|At the Still Point of the Turning World|
Monday, March 17, 2003
Here at Natividad Medical Center, we're facing massive cutbacks due to a state budget shortfall. Everyone from janitors to CFOs are worried about their jobs and the consequences of job loss to their families. Most of us also worry about the consequences that cutbacks will have on our patients, most of whom are medically indigent and depend on the county hospital to take care of them. (If you're interested in reading more about our hospital's current troubles, and the work we do, click here.)
Despite these problems, we've managed to overcome our personal worries on a couple of occasions lately. Last week, a 12 year old boy collapsed at school and was brought to our ER. The staff worked on him for almost an hour until they prounounced his death. It was one of those sobering events that sits heavily on people's minds, makes them turn to prayer in an effort to convert despair into hope. Then--one of the nurse's daughters, who went to school with the dead boy, taped his photo to a cookie jar and started a collection on behalf of his family. It was amazing how fast that jar filled up with the loose bills out of everyone's wallets, chiefs of service to kitchen workers alike.
Then, this weekend, the loss struck even closer to home. One of our most beloved housekeepers died at home. She called a friend and coworker, complaining of bad chest pain. The coworker told her go to the hospital, but she said she'd "sleep it off." The next day, she didn't show up to work--for the first time in seventeen years. The friend went to her house and found her, long dead. She left a bunch of grandchildren and an entire hospital full of people who looked forward to her upbeat smile and words of encouragement. Again, collection boxes with her photo taped to them appeared on every unit today, and filled up with donations from everyone who knew her, no matter how slightly.
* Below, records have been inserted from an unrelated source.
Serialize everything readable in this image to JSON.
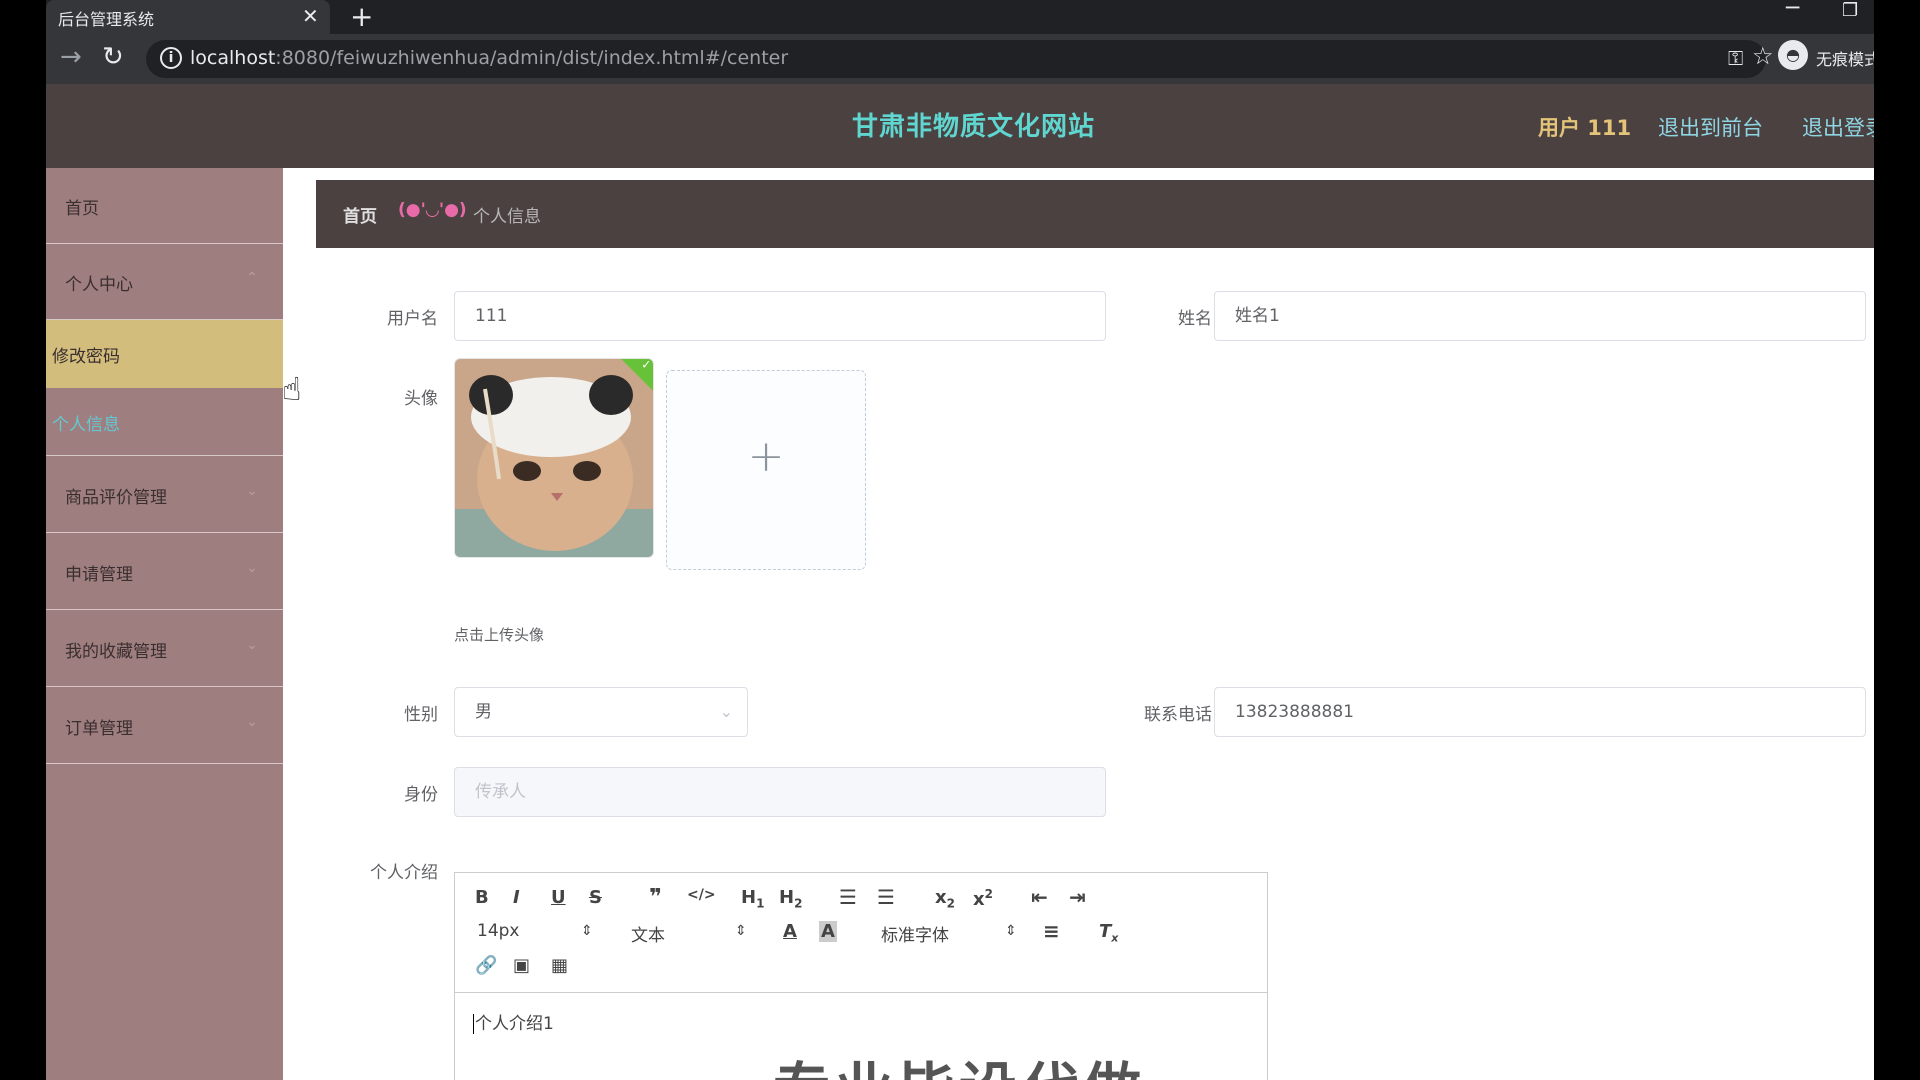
{
  "browser": {
    "tab_title": "后台管理系统",
    "tab_close": "✕",
    "new_tab": "+",
    "url_host": "localhost",
    "url_rest": ":8080/feiwuzhiwenhua/admin/dist/index.html#/center",
    "profile_label": "无痕模式"
  },
  "header": {
    "title": "甘肃非物质文化网站",
    "user": "用户 111",
    "to_front": "退出到前台",
    "logout": "退出登录"
  },
  "sidebar": {
    "items": [
      {
        "label": "首页"
      },
      {
        "label": "个人中心"
      },
      {
        "label": "修改密码"
      },
      {
        "label": "个人信息"
      },
      {
        "label": "商品评价管理"
      },
      {
        "label": "申请管理"
      },
      {
        "label": "我的收藏管理"
      },
      {
        "label": "订单管理"
      }
    ]
  },
  "breadcrumb": {
    "home": "首页",
    "separator": "(●'◡'●)",
    "current": "个人信息"
  },
  "form": {
    "username_label": "用户名",
    "username_value": "111",
    "name_label": "姓名",
    "name_value": "姓名1",
    "avatar_label": "头像",
    "upload_tip": "点击上传头像",
    "gender_label": "性别",
    "gender_value": "男",
    "phone_label": "联系电话",
    "phone_value": "13823888881",
    "role_label": "身份",
    "role_placeholder": "传承人",
    "intro_label": "个人介绍"
  },
  "editor": {
    "font_size": "14px",
    "paragraph": "文本",
    "font_family": "标准字体",
    "content": "个人介绍1",
    "watermark": "专业毕设代做"
  },
  "colors": {
    "header_bg": "#4b4141",
    "sidebar_bg": "#9f7e7f",
    "active_item": "#d2bd7d",
    "title_color": "#5fd7d0"
  }
}
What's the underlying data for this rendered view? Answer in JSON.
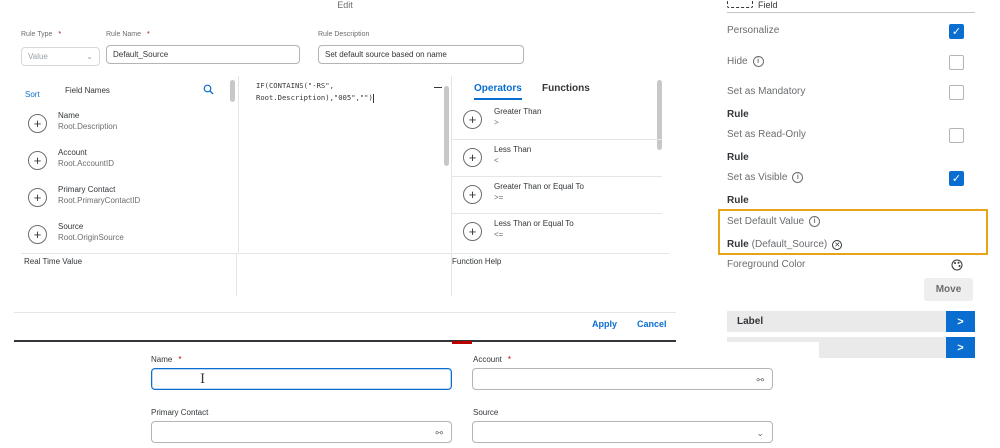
{
  "dialog": {
    "title": "Edit",
    "rule_type": {
      "label": "Rule Type",
      "value": "Value"
    },
    "rule_name": {
      "label": "Rule Name",
      "value": "Default_Source"
    },
    "rule_description": {
      "label": "Rule Description",
      "value": "Set default source based on name"
    },
    "required_marker": "*",
    "field_list": {
      "sort_label": "Sort",
      "header": "Field Names",
      "items": [
        {
          "name": "Name",
          "path": "Root.Description"
        },
        {
          "name": "Account",
          "path": "Root.AccountID"
        },
        {
          "name": "Primary Contact",
          "path": "Root.PrimaryContactID"
        },
        {
          "name": "Source",
          "path": "Root.OriginSource"
        }
      ]
    },
    "code": {
      "line1": "IF(CONTAINS(\"-RS\",",
      "line2": "Root.Description),\"005\",\"\")"
    },
    "operators": {
      "tabs": [
        "Operators",
        "Functions"
      ],
      "items": [
        {
          "name": "Greater Than",
          "symbol": ">"
        },
        {
          "name": "Less Than",
          "symbol": "<"
        },
        {
          "name": "Greater Than or Equal To",
          "symbol": ">="
        },
        {
          "name": "Less Than or Equal To",
          "symbol": "<="
        }
      ]
    },
    "real_time_value_label": "Real Time Value",
    "function_help_label": "Function Help",
    "apply_label": "Apply",
    "cancel_label": "Cancel"
  },
  "side_panel": {
    "field_label": "Field",
    "personalize": "Personalize",
    "hide": "Hide",
    "set_mandatory": "Set as Mandatory",
    "rule": "Rule",
    "set_read_only": "Set as Read-Only",
    "set_visible": "Set as Visible",
    "set_default_value": "Set Default Value",
    "default_rule_name": "(Default_Source)",
    "foreground_color": "Foreground Color",
    "move_label": "Move",
    "label_row": "Label",
    "nav_arrow": ">"
  },
  "form": {
    "name_label": "Name",
    "account_label": "Account",
    "primary_contact_label": "Primary Contact",
    "source_label": "Source"
  },
  "colors": {
    "accent": "#0a6ed1",
    "highlight": "#e8a317",
    "required": "#bb0000"
  }
}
At a small county hospital, there are few anonymous deaths. It seems everyone who dies at our hospital is a friend or family member of one of the staff, and their deaths therefore seem to touch us more deeply than they might if they took place in a big hospital, where the housekeeper's name is a mystery, and the boy in the morgue is a stranger.